(Problem requirements): Whenever a line of the entries below holds the string "projects", copy that line and return it.

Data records
------------------------------------------------

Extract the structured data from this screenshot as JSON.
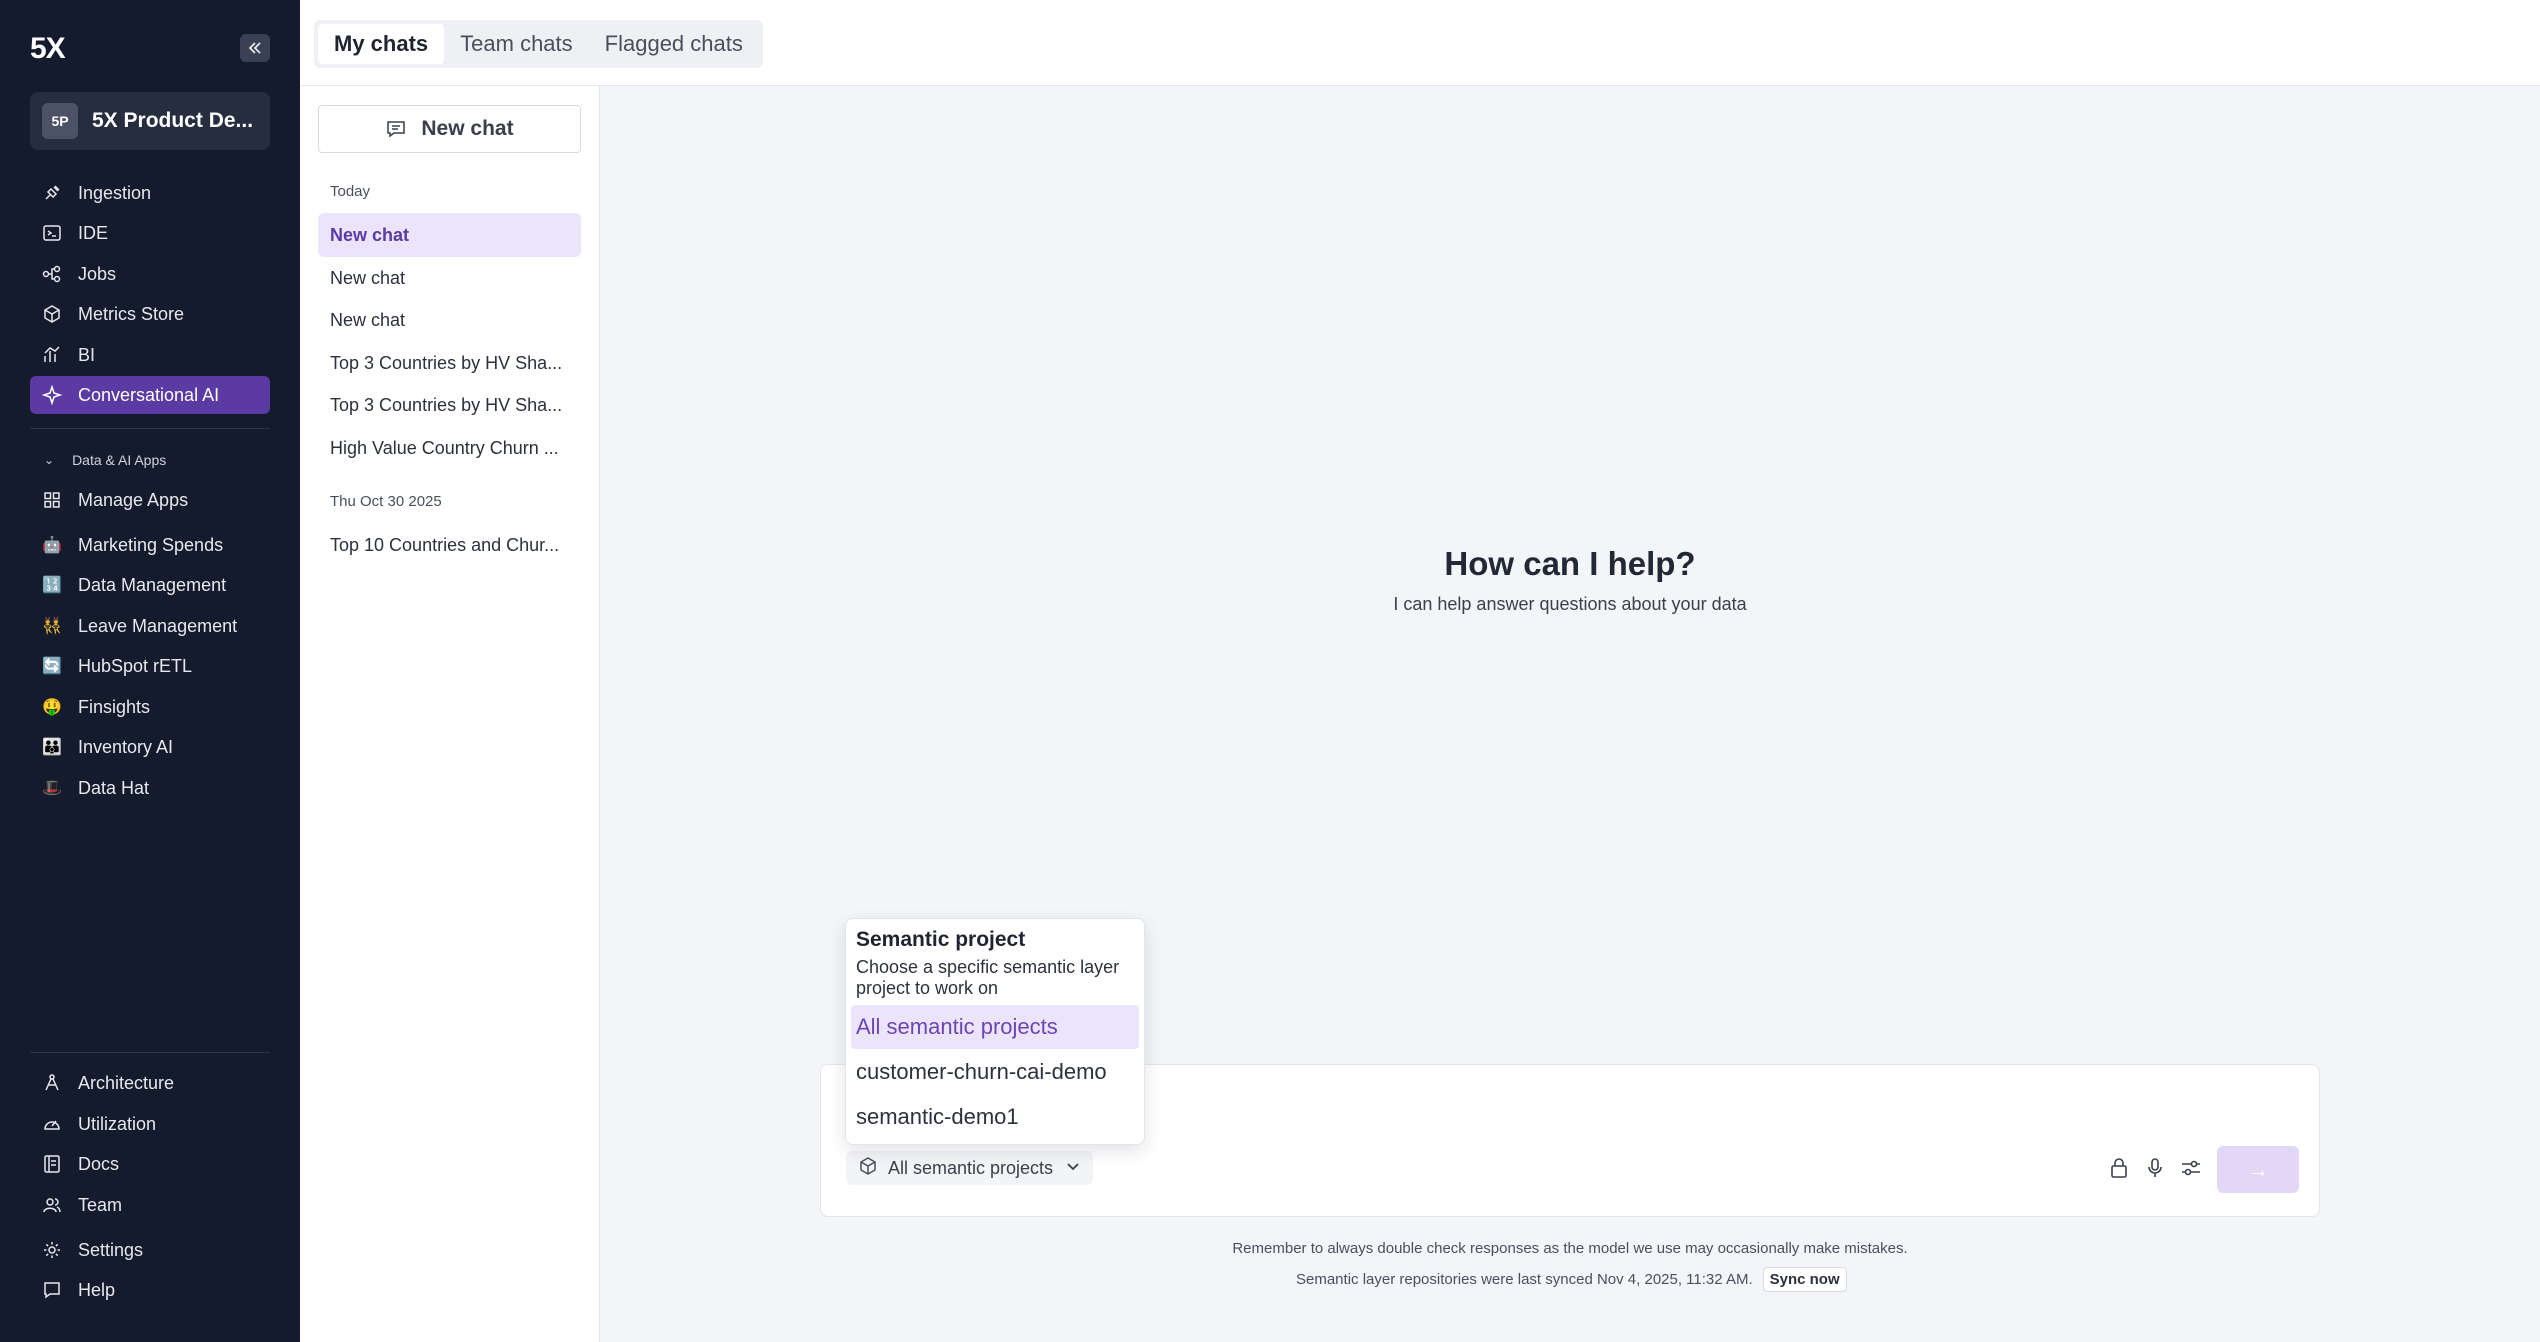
{
  "app": {
    "logo": "5X",
    "workspace_badge": "5P",
    "workspace_name": "5X Product De..."
  },
  "sidebar": {
    "main": [
      {
        "label": "Ingestion",
        "icon": "plug-icon"
      },
      {
        "label": "IDE",
        "icon": "terminal-icon"
      },
      {
        "label": "Jobs",
        "icon": "workflow-icon"
      },
      {
        "label": "Metrics Store",
        "icon": "cube-icon"
      },
      {
        "label": "BI",
        "icon": "chart-icon"
      },
      {
        "label": "Conversational AI",
        "icon": "sparkle-icon",
        "active": true
      }
    ],
    "section_label": "Data & AI Apps",
    "apps": [
      {
        "label": "Manage Apps",
        "icon": "grid-icon"
      },
      {
        "label": "Marketing Spends",
        "icon": "🤖"
      },
      {
        "label": "Data Management",
        "icon": "🔢"
      },
      {
        "label": "Leave Management",
        "icon": "👯"
      },
      {
        "label": "HubSpot rETL",
        "icon": "🔄"
      },
      {
        "label": "Finsights",
        "icon": "🤑"
      },
      {
        "label": "Inventory AI",
        "icon": "👪"
      },
      {
        "label": "Data Hat",
        "icon": "🎩"
      }
    ],
    "bottom": [
      {
        "label": "Architecture",
        "icon": "architecture-icon"
      },
      {
        "label": "Utilization",
        "icon": "gauge-icon"
      },
      {
        "label": "Docs",
        "icon": "docs-icon"
      },
      {
        "label": "Team",
        "icon": "team-icon"
      },
      {
        "label": "Settings",
        "icon": "gear-icon"
      },
      {
        "label": "Help",
        "icon": "help-icon"
      }
    ]
  },
  "tabs": [
    "My chats",
    "Team chats",
    "Flagged chats"
  ],
  "chatlist": {
    "new_chat_label": "New chat",
    "groups": [
      {
        "label": "Today",
        "items": [
          "New chat",
          "New chat",
          "New chat",
          "Top 3 Countries by HV Sha...",
          "Top 3 Countries by HV Sha...",
          "High Value Country Churn ..."
        ]
      },
      {
        "label": "Thu Oct 30 2025",
        "items": [
          "Top 10 Countries and Chur..."
        ]
      }
    ]
  },
  "main": {
    "title": "How can I help?",
    "subtitle": "I can help answer questions about your data"
  },
  "composer": {
    "project_value": "All semantic projects",
    "footer_note": "Remember to always double check responses as the model we use may occasionally make mistakes.",
    "sync_note": "Semantic layer repositories were last synced Nov 4, 2025, 11:32 AM.",
    "sync_label": "Sync now"
  },
  "dropdown": {
    "title": "Semantic project",
    "description": "Choose a specific semantic layer project to work on",
    "options": [
      "All semantic projects",
      "customer-churn-cai-demo",
      "semantic-demo1"
    ],
    "selected": "All semantic projects"
  },
  "colors": {
    "sidebar_bg": "#141b2c",
    "accent": "#5b3aa3",
    "accent_light": "#ece4fb"
  }
}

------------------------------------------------

(Exercise answer):
    "project_value": "All semantic projects",
      "All semantic projects",
    "selected": "All semantic projects"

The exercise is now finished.